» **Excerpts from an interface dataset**
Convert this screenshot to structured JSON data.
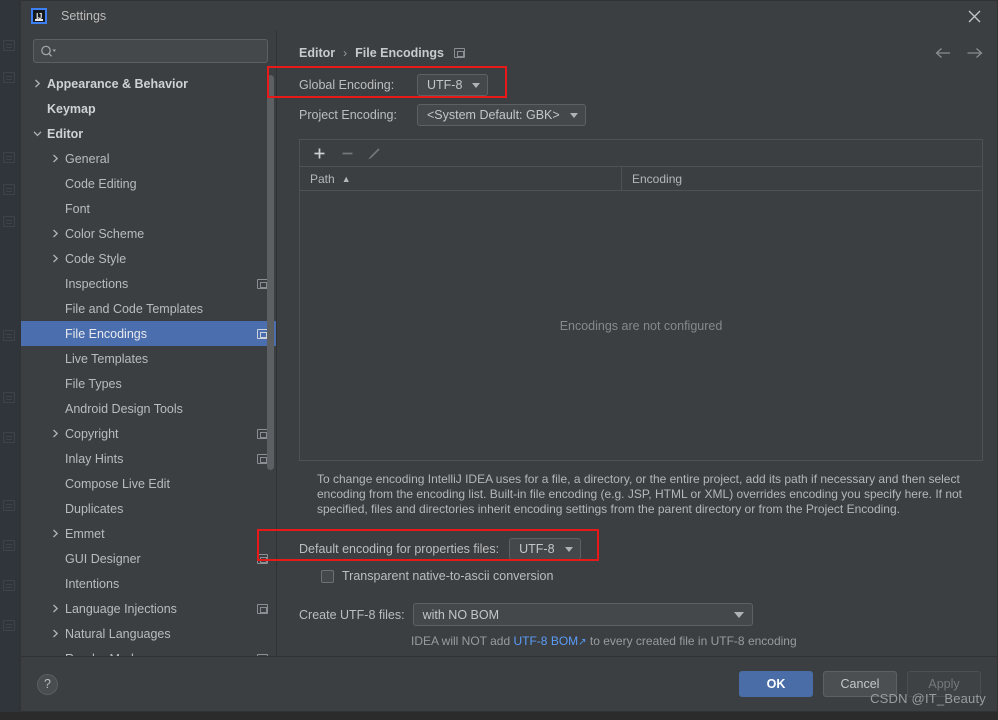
{
  "window": {
    "title": "Settings",
    "logo_icon": "intellij-idea-logo-icon",
    "close_icon": "close-icon"
  },
  "sidebar": {
    "search": {
      "placeholder": "",
      "icon": "search-icon"
    },
    "items": [
      {
        "label": "Appearance & Behavior",
        "twisty": "right",
        "bold": true,
        "indent": 0,
        "badge": false,
        "selected": false
      },
      {
        "label": "Keymap",
        "twisty": "none",
        "bold": true,
        "indent": 0,
        "badge": false,
        "selected": false
      },
      {
        "label": "Editor",
        "twisty": "down",
        "bold": true,
        "indent": 0,
        "badge": false,
        "selected": false
      },
      {
        "label": "General",
        "twisty": "right",
        "bold": false,
        "indent": 1,
        "badge": false,
        "selected": false
      },
      {
        "label": "Code Editing",
        "twisty": "none",
        "bold": false,
        "indent": 1,
        "badge": false,
        "selected": false
      },
      {
        "label": "Font",
        "twisty": "none",
        "bold": false,
        "indent": 1,
        "badge": false,
        "selected": false
      },
      {
        "label": "Color Scheme",
        "twisty": "right",
        "bold": false,
        "indent": 1,
        "badge": false,
        "selected": false
      },
      {
        "label": "Code Style",
        "twisty": "right",
        "bold": false,
        "indent": 1,
        "badge": false,
        "selected": false
      },
      {
        "label": "Inspections",
        "twisty": "none",
        "bold": false,
        "indent": 1,
        "badge": true,
        "selected": false
      },
      {
        "label": "File and Code Templates",
        "twisty": "none",
        "bold": false,
        "indent": 1,
        "badge": false,
        "selected": false
      },
      {
        "label": "File Encodings",
        "twisty": "none",
        "bold": false,
        "indent": 1,
        "badge": true,
        "selected": true
      },
      {
        "label": "Live Templates",
        "twisty": "none",
        "bold": false,
        "indent": 1,
        "badge": false,
        "selected": false
      },
      {
        "label": "File Types",
        "twisty": "none",
        "bold": false,
        "indent": 1,
        "badge": false,
        "selected": false
      },
      {
        "label": "Android Design Tools",
        "twisty": "none",
        "bold": false,
        "indent": 1,
        "badge": false,
        "selected": false
      },
      {
        "label": "Copyright",
        "twisty": "right",
        "bold": false,
        "indent": 1,
        "badge": true,
        "selected": false
      },
      {
        "label": "Inlay Hints",
        "twisty": "none",
        "bold": false,
        "indent": 1,
        "badge": true,
        "selected": false
      },
      {
        "label": "Compose Live Edit",
        "twisty": "none",
        "bold": false,
        "indent": 1,
        "badge": false,
        "selected": false
      },
      {
        "label": "Duplicates",
        "twisty": "none",
        "bold": false,
        "indent": 1,
        "badge": false,
        "selected": false
      },
      {
        "label": "Emmet",
        "twisty": "right",
        "bold": false,
        "indent": 1,
        "badge": false,
        "selected": false
      },
      {
        "label": "GUI Designer",
        "twisty": "none",
        "bold": false,
        "indent": 1,
        "badge": true,
        "selected": false
      },
      {
        "label": "Intentions",
        "twisty": "none",
        "bold": false,
        "indent": 1,
        "badge": false,
        "selected": false
      },
      {
        "label": "Language Injections",
        "twisty": "right",
        "bold": false,
        "indent": 1,
        "badge": true,
        "selected": false
      },
      {
        "label": "Natural Languages",
        "twisty": "right",
        "bold": false,
        "indent": 1,
        "badge": false,
        "selected": false
      },
      {
        "label": "Reader Mode",
        "twisty": "none",
        "bold": false,
        "indent": 1,
        "badge": true,
        "selected": false
      }
    ]
  },
  "content": {
    "breadcrumb": {
      "parent": "Editor",
      "separator": "›",
      "current": "File Encodings",
      "badge_icon": "project-level-settings-icon"
    },
    "nav": {
      "back_icon": "arrow-left-icon",
      "forward_icon": "arrow-right-icon"
    },
    "global_encoding": {
      "label": "Global Encoding:",
      "value": "UTF-8"
    },
    "project_encoding": {
      "label": "Project Encoding:",
      "value": "<System Default: GBK>"
    },
    "table": {
      "toolbar": {
        "add_icon": "plus-icon",
        "remove_icon": "minus-icon",
        "edit_icon": "pencil-icon"
      },
      "columns": [
        "Path",
        "Encoding"
      ],
      "sort_indicator": "▲",
      "rows": [],
      "empty_message": "Encodings are not configured"
    },
    "help_text": "To change encoding IntelliJ IDEA uses for a file, a directory, or the entire project, add its path if necessary and then select encoding from the encoding list. Built-in file encoding (e.g. JSP, HTML or XML) overrides encoding you specify here. If not specified, files and directories inherit encoding settings from the parent directory or from the Project Encoding.",
    "properties_encoding": {
      "label": "Default encoding for properties files:",
      "value": "UTF-8"
    },
    "transparent_checkbox": {
      "label": "Transparent native-to-ascii conversion",
      "checked": false
    },
    "create_utf8": {
      "label": "Create UTF-8 files:",
      "value": "with NO BOM"
    },
    "bom_note": {
      "prefix": "IDEA will NOT add ",
      "link": "UTF-8 BOM",
      "link_icon": "↗",
      "suffix": " to every created file in UTF-8 encoding"
    }
  },
  "footer": {
    "help_label": "?",
    "ok_label": "OK",
    "cancel_label": "Cancel",
    "apply_label": "Apply",
    "watermark": "CSDN @IT_Beauty"
  },
  "colors": {
    "panel_bg": "#3c3f41",
    "selection_blue": "#4b6eaf",
    "accent_link": "#5a9cf8",
    "annotation_red": "#e81919",
    "primary_button": "#4a6da7"
  }
}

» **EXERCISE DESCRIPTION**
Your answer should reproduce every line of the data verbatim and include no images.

» **ANSWER SECTION**
Convert this screenshot to structured JSON data.
{
  "window": {
    "title": "Settings",
    "logo_icon": "intellij-idea-logo-icon",
    "close_icon": "close-icon"
  },
  "sidebar": {
    "search": {
      "placeholder": "",
      "icon": "search-icon"
    },
    "items": [
      {
        "label": "Appearance & Behavior",
        "twisty": "right",
        "bold": true,
        "indent": 0,
        "badge": false,
        "selected": false
      },
      {
        "label": "Keymap",
        "twisty": "none",
        "bold": true,
        "indent": 0,
        "badge": false,
        "selected": false
      },
      {
        "label": "Editor",
        "twisty": "down",
        "bold": true,
        "indent": 0,
        "badge": false,
        "selected": false
      },
      {
        "label": "General",
        "twisty": "right",
        "bold": false,
        "indent": 1,
        "badge": false,
        "selected": false
      },
      {
        "label": "Code Editing",
        "twisty": "none",
        "bold": false,
        "indent": 1,
        "badge": false,
        "selected": false
      },
      {
        "label": "Font",
        "twisty": "none",
        "bold": false,
        "indent": 1,
        "badge": false,
        "selected": false
      },
      {
        "label": "Color Scheme",
        "twisty": "right",
        "bold": false,
        "indent": 1,
        "badge": false,
        "selected": false
      },
      {
        "label": "Code Style",
        "twisty": "right",
        "bold": false,
        "indent": 1,
        "badge": false,
        "selected": false
      },
      {
        "label": "Inspections",
        "twisty": "none",
        "bold": false,
        "indent": 1,
        "badge": true,
        "selected": false
      },
      {
        "label": "File and Code Templates",
        "twisty": "none",
        "bold": false,
        "indent": 1,
        "badge": false,
        "selected": false
      },
      {
        "label": "File Encodings",
        "twisty": "none",
        "bold": false,
        "indent": 1,
        "badge": true,
        "selected": true
      },
      {
        "label": "Live Templates",
        "twisty": "none",
        "bold": false,
        "indent": 1,
        "badge": false,
        "selected": false
      },
      {
        "label": "File Types",
        "twisty": "none",
        "bold": false,
        "indent": 1,
        "badge": false,
        "selected": false
      },
      {
        "label": "Android Design Tools",
        "twisty": "none",
        "bold": false,
        "indent": 1,
        "badge": false,
        "selected": false
      },
      {
        "label": "Copyright",
        "twisty": "right",
        "bold": false,
        "indent": 1,
        "badge": true,
        "selected": false
      },
      {
        "label": "Inlay Hints",
        "twisty": "none",
        "bold": false,
        "indent": 1,
        "badge": true,
        "selected": false
      },
      {
        "label": "Compose Live Edit",
        "twisty": "none",
        "bold": false,
        "indent": 1,
        "badge": false,
        "selected": false
      },
      {
        "label": "Duplicates",
        "twisty": "none",
        "bold": false,
        "indent": 1,
        "badge": false,
        "selected": false
      },
      {
        "label": "Emmet",
        "twisty": "right",
        "bold": false,
        "indent": 1,
        "badge": false,
        "selected": false
      },
      {
        "label": "GUI Designer",
        "twisty": "none",
        "bold": false,
        "indent": 1,
        "badge": true,
        "selected": false
      },
      {
        "label": "Intentions",
        "twisty": "none",
        "bold": false,
        "indent": 1,
        "badge": false,
        "selected": false
      },
      {
        "label": "Language Injections",
        "twisty": "right",
        "bold": false,
        "indent": 1,
        "badge": true,
        "selected": false
      },
      {
        "label": "Natural Languages",
        "twisty": "right",
        "bold": false,
        "indent": 1,
        "badge": false,
        "selected": false
      },
      {
        "label": "Reader Mode",
        "twisty": "none",
        "bold": false,
        "indent": 1,
        "badge": true,
        "selected": false
      }
    ]
  },
  "content": {
    "breadcrumb": {
      "parent": "Editor",
      "separator": "›",
      "current": "File Encodings",
      "badge_icon": "project-level-settings-icon"
    },
    "nav": {
      "back_icon": "arrow-left-icon",
      "forward_icon": "arrow-right-icon"
    },
    "global_encoding": {
      "label": "Global Encoding:",
      "value": "UTF-8"
    },
    "project_encoding": {
      "label": "Project Encoding:",
      "value": "<System Default: GBK>"
    },
    "table": {
      "toolbar": {
        "add_icon": "plus-icon",
        "remove_icon": "minus-icon",
        "edit_icon": "pencil-icon"
      },
      "columns": [
        "Path",
        "Encoding"
      ],
      "sort_indicator": "▲",
      "rows": [],
      "empty_message": "Encodings are not configured"
    },
    "help_text": "To change encoding IntelliJ IDEA uses for a file, a directory, or the entire project, add its path if necessary and then select encoding from the encoding list. Built-in file encoding (e.g. JSP, HTML or XML) overrides encoding you specify here. If not specified, files and directories inherit encoding settings from the parent directory or from the Project Encoding.",
    "properties_encoding": {
      "label": "Default encoding for properties files:",
      "value": "UTF-8"
    },
    "transparent_checkbox": {
      "label": "Transparent native-to-ascii conversion",
      "checked": false
    },
    "create_utf8": {
      "label": "Create UTF-8 files:",
      "value": "with NO BOM"
    },
    "bom_note": {
      "prefix": "IDEA will NOT add ",
      "link": "UTF-8 BOM",
      "link_icon": "↗",
      "suffix": " to every created file in UTF-8 encoding"
    }
  },
  "footer": {
    "help_label": "?",
    "ok_label": "OK",
    "cancel_label": "Cancel",
    "apply_label": "Apply",
    "watermark": "CSDN @IT_Beauty"
  },
  "colors": {
    "panel_bg": "#3c3f41",
    "selection_blue": "#4b6eaf",
    "accent_link": "#5a9cf8",
    "annotation_red": "#e81919",
    "primary_button": "#4a6da7"
  }
}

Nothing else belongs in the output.